The campus common room battles fought beneath the standards of "theory" have diminished a bit in scale since then, but two decades back they were capable of splitting the specimen university English faculty in two. Uncle Jacques Derrida was everywhere - in a top 20 pop hit by Scritti Politti ("I'm in love with Jacques Derrida"), on the cover of the London Review of Books - and Eagleton, at this point Oxford's most incendiary English don, was clearly determined to muscle in on the action. So far as I recall, he introduced his guest with the words "This man's had a hard time. He needs your support." Sadly, Dr MacCabe spent the next hour innocuously deconstructing some very obscure passages of Shakespeare: his hearers departed with the vague feeling that a cultural opportunity had inadvertently been lost.
One could see then why Eagleton, Marxist though he was (and is), was so avid to attach himself to this kind of presumed dissension, and one can see it even more clearly in the somewhat muted light of After Theory. In global terms, circa 1980, the Marxist "project" was running into trouble. Neither the regimes who still affected to profess it, nor the local Marxists who used it to justify their political shortcomings, were doing it any favours. Economically it looked an even worse bet than the monetarism then staggering into fashion; culturally, it spoke of woolly jumpers and some even woollier critical language. Such signs of radicalism that there were came almost entirely from academe, and they assumed their most combative focus in the newly created realm of "cultural theory", what Eagleton correctly characterises as "a continuation of politics by other means". A clutch of (mostly) French philospher-artists who believed not in "meaning" but a multiplicity of interpretations, who delighted in exposures of hierarchy and gender, who aimed to reduce a text to a kind of fine powder of politico-sexual assumptions - all this was enticing to a man who had reached the stark conclusion that capitalism was washed up, and the perhaps starker conclusion that hardly any capitalists, and scarcely anyone living under capitalism, had noticed.

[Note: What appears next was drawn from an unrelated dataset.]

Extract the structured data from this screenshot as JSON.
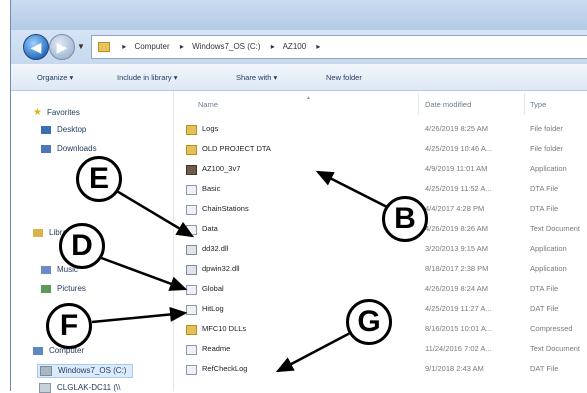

After Theory, then, is the record of a failed love affair between an ideologue (a witty and impassioned ideologue, it must be said) who imagined that "theory" could reignite the flame of contemporary Marxism, only to find the latter left far behind on the post-modern tide. Eagleton begins what might be described as a very fair-minded polemic by noting a few of the ironies about the animal known as "post-modernism". One of these is that post-modernism, with its suspicion of public norms, values, hierarchies and standards, looks suspiciously like some of the more stringent versions of economic liberalism: "It's just that neo-liberals admit that they reject all this in the name of the market." Another is that the "universality" that most contemporary theorists reach out to embrace - the world envisaged as a sprawling monocultural hypermarket - is contradicted by events on the ground. Oddly enough, the inhabitants of much of the former …